DESCRIPTION OF THE TASK: Find the lines of data that contain the string "they", then list them.

%%

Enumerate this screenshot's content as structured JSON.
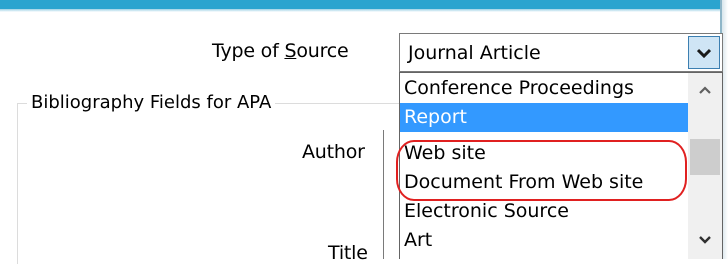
{
  "form": {
    "type_label_pre": "Type of ",
    "type_label_ul": "S",
    "type_label_post": "ource",
    "group_title": "Bibliography Fields for APA",
    "author_label": "Author",
    "title_label": "Title"
  },
  "source_select": {
    "value": "Journal Article",
    "options": [
      "Conference Proceedings",
      "Report",
      "Web site",
      "Document From Web site",
      "Electronic Source",
      "Art"
    ],
    "selected_index": 1,
    "highlighted_options": [
      "Web site",
      "Document From Web site"
    ]
  },
  "icons": {
    "dropdown_arrow": "chevron-down-icon",
    "scroll_up": "chevron-up-icon",
    "scroll_down": "chevron-down-icon"
  },
  "colors": {
    "selection": "#3399ff",
    "annotation_outline": "#e02020",
    "title_bar": "#2aa4cf"
  }
}
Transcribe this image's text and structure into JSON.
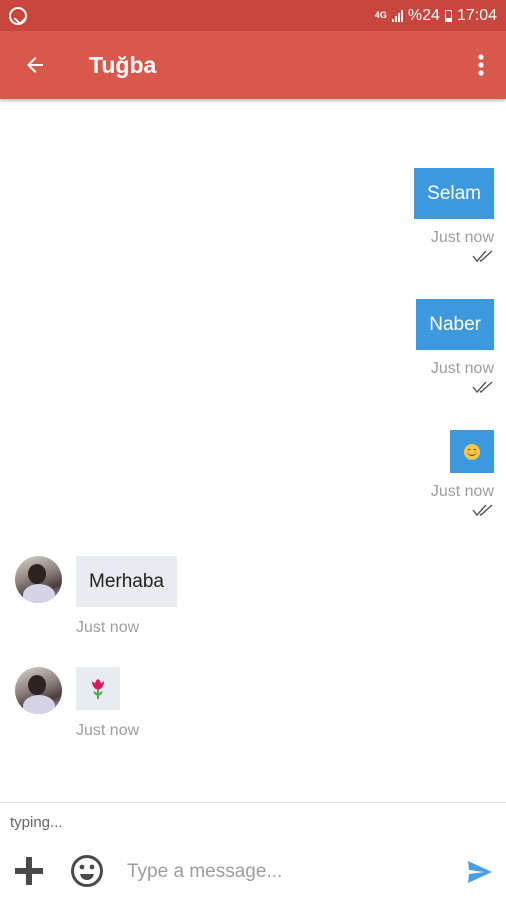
{
  "status_bar": {
    "network": "4G",
    "battery": "%24",
    "time": "17:04",
    "icons": [
      "whatsapp-icon",
      "signal-icon",
      "battery-icon"
    ]
  },
  "app_bar": {
    "title": "Tuğba",
    "back_icon": "arrow-left-icon",
    "menu_icon": "more-vert-icon"
  },
  "messages": [
    {
      "direction": "outgoing",
      "text": "Selam",
      "time": "Just now",
      "status": "double-check"
    },
    {
      "direction": "outgoing",
      "text": "Naber",
      "time": "Just now",
      "status": "double-check"
    },
    {
      "direction": "outgoing",
      "emoji": "smiling-face-emoji",
      "time": "Just now",
      "status": "double-check"
    },
    {
      "direction": "incoming",
      "text": "Merhaba",
      "time": "Just now"
    },
    {
      "direction": "incoming",
      "emoji": "tulip-emoji",
      "time": "Just now"
    }
  ],
  "composer": {
    "typing": "typing...",
    "placeholder": "Type a message...",
    "icons": [
      "plus-icon",
      "smiley-icon",
      "send-icon"
    ]
  },
  "colors": {
    "status_bar": "#c9463c",
    "app_bar": "#d9584c",
    "outgoing_bubble": "#3d99dd",
    "incoming_bubble": "#e8ecf0",
    "send_icon": "#4a9fe0"
  }
}
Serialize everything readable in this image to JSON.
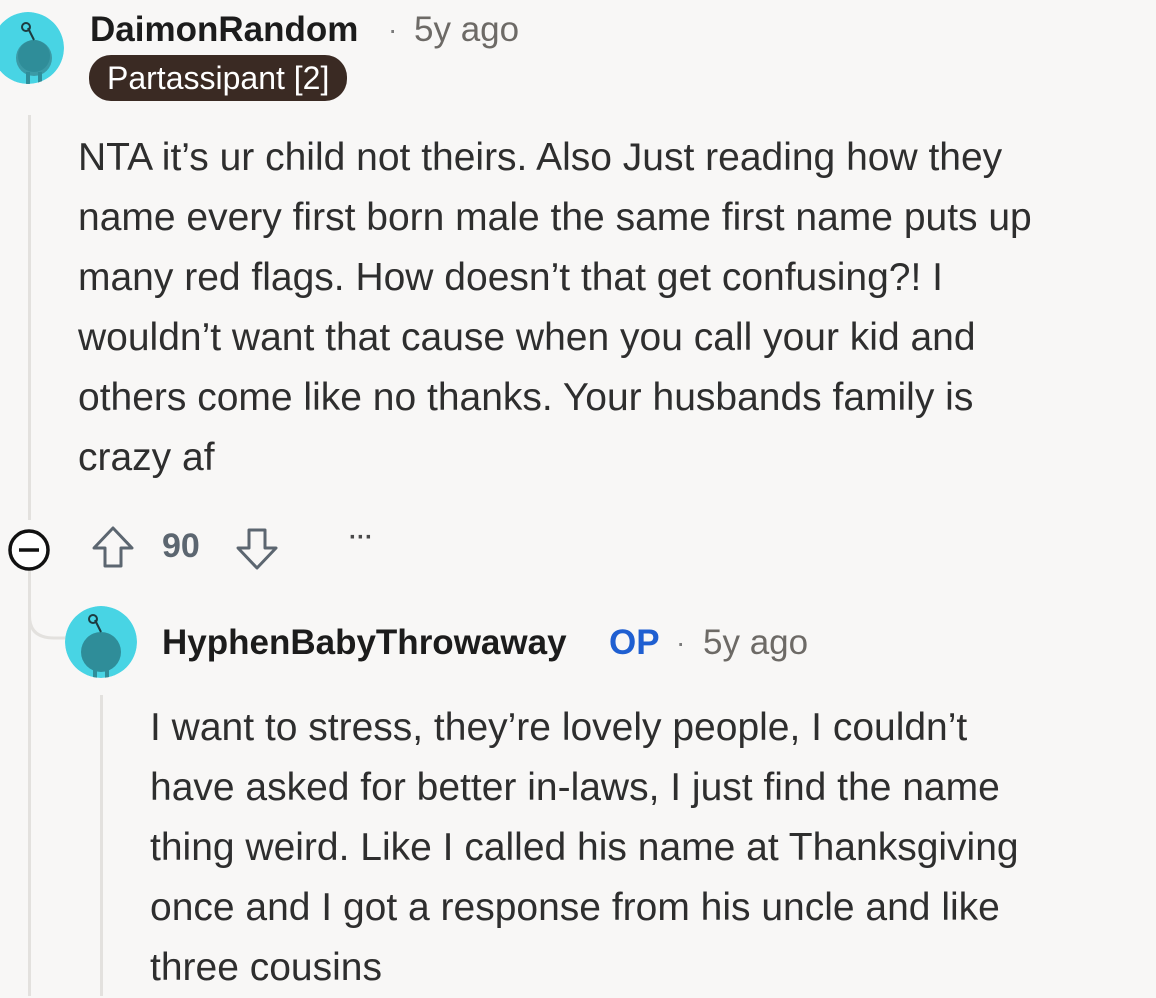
{
  "comment": {
    "username": "DaimonRandom",
    "separator": "·",
    "time": "5y ago",
    "flair": "Partassipant [2]",
    "body_lines": [
      "NTA it’s ur child not theirs. Also Just reading how they",
      "name every first born male the same first name puts up",
      "many red flags. How doesn’t that get confusing?! I",
      "wouldn’t want that cause when you call your kid and",
      "others come like no thanks. Your husbands family is",
      "crazy af"
    ],
    "score": "90",
    "more": "···",
    "icons": {
      "collapse": "collapse-minus-icon",
      "upvote": "upvote-arrow-icon",
      "downvote": "downvote-arrow-icon",
      "more": "more-options-icon"
    }
  },
  "reply": {
    "username": "HyphenBabyThrowaway",
    "op_badge": "OP",
    "separator": "·",
    "time": "5y ago",
    "body_lines": [
      "I want to stress, they’re lovely people, I couldn’t",
      "have asked for better in-laws, I just find the name",
      "thing weird. Like I called his name at Thanksgiving",
      "once and I got a response from his uncle and like",
      "three cousins"
    ]
  },
  "colors": {
    "background": "#f8f7f6",
    "avatar_bg": "#48d4e4",
    "flair_bg": "#3a2a23",
    "op_blue": "#1f5fd1"
  }
}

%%

PROBLEM SOLUTION:
      "NTA it’s ur child not theirs. Also Just reading how they",
      "I want to stress, they’re lovely people, I couldn’t",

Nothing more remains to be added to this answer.